▸ **DATA UNDER STUDY**:

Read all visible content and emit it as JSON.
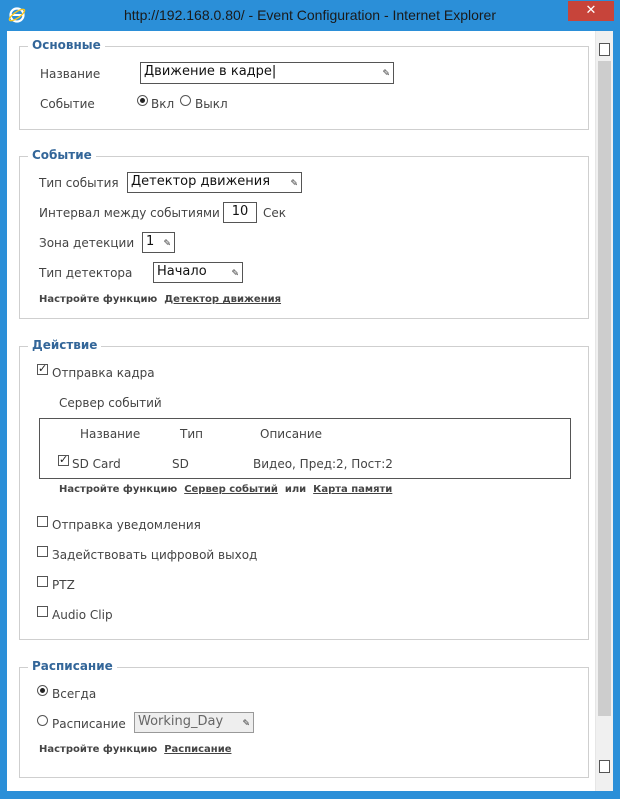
{
  "window": {
    "title": "http://192.168.0.80/ - Event Configuration - Internet Explorer",
    "close_label": "✕"
  },
  "basic": {
    "legend": "Основные",
    "name_label": "Название",
    "name_value": "Движение в кадре",
    "event_label": "Событие",
    "on_label": "Вкл",
    "off_label": "Выкл",
    "selected": "on"
  },
  "event": {
    "legend": "Событие",
    "type_label": "Тип события",
    "type_value": "Детектор движения",
    "interval_label": "Интервал между событиями",
    "interval_value": "10",
    "interval_unit": "Сек",
    "zone_label": "Зона детекции",
    "zone_value": "1",
    "detector_label": "Тип детектора",
    "detector_value": "Начало",
    "hint_prefix": "Настройте функцию",
    "hint_link": "Детектор движения"
  },
  "action": {
    "legend": "Действие",
    "send_frame_label": "Отправка кадра",
    "server_label": "Сервер событий",
    "columns": [
      "Название",
      "Тип",
      "Описание"
    ],
    "rows": [
      {
        "name": "SD Card",
        "type": "SD",
        "desc": "Видео, Пред:2, Пост:2"
      }
    ],
    "hint_prefix": "Настройте функцию",
    "hint_link1": "Сервер событий",
    "hint_or": "или",
    "hint_link2": "Карта памяти",
    "notify_label": "Отправка уведомления",
    "digital_out_label": "Задействовать цифровой выход",
    "ptz_label": "PTZ",
    "audio_label": "Audio Clip"
  },
  "schedule": {
    "legend": "Расписание",
    "always_label": "Всегда",
    "schedule_label": "Расписание",
    "schedule_value": "Working_Day",
    "hint_prefix": "Настройте функцию",
    "hint_link": "Расписание"
  }
}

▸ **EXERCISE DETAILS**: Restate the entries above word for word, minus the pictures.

▸ **RESPONSE AREA**:
Read all visible content and emit it as JSON.
{
  "window": {
    "title": "http://192.168.0.80/ - Event Configuration - Internet Explorer",
    "close_label": "✕"
  },
  "basic": {
    "legend": "Основные",
    "name_label": "Название",
    "name_value": "Движение в кадре",
    "event_label": "Событие",
    "on_label": "Вкл",
    "off_label": "Выкл",
    "selected": "on"
  },
  "event": {
    "legend": "Событие",
    "type_label": "Тип события",
    "type_value": "Детектор движения",
    "interval_label": "Интервал между событиями",
    "interval_value": "10",
    "interval_unit": "Сек",
    "zone_label": "Зона детекции",
    "zone_value": "1",
    "detector_label": "Тип детектора",
    "detector_value": "Начало",
    "hint_prefix": "Настройте функцию",
    "hint_link": "Детектор движения"
  },
  "action": {
    "legend": "Действие",
    "send_frame_label": "Отправка кадра",
    "server_label": "Сервер событий",
    "columns": [
      "Название",
      "Тип",
      "Описание"
    ],
    "rows": [
      {
        "name": "SD Card",
        "type": "SD",
        "desc": "Видео, Пред:2, Пост:2"
      }
    ],
    "hint_prefix": "Настройте функцию",
    "hint_link1": "Сервер событий",
    "hint_or": "или",
    "hint_link2": "Карта памяти",
    "notify_label": "Отправка уведомления",
    "digital_out_label": "Задействовать цифровой выход",
    "ptz_label": "PTZ",
    "audio_label": "Audio Clip"
  },
  "schedule": {
    "legend": "Расписание",
    "always_label": "Всегда",
    "schedule_label": "Расписание",
    "schedule_value": "Working_Day",
    "hint_prefix": "Настройте функцию",
    "hint_link": "Расписание"
  }
}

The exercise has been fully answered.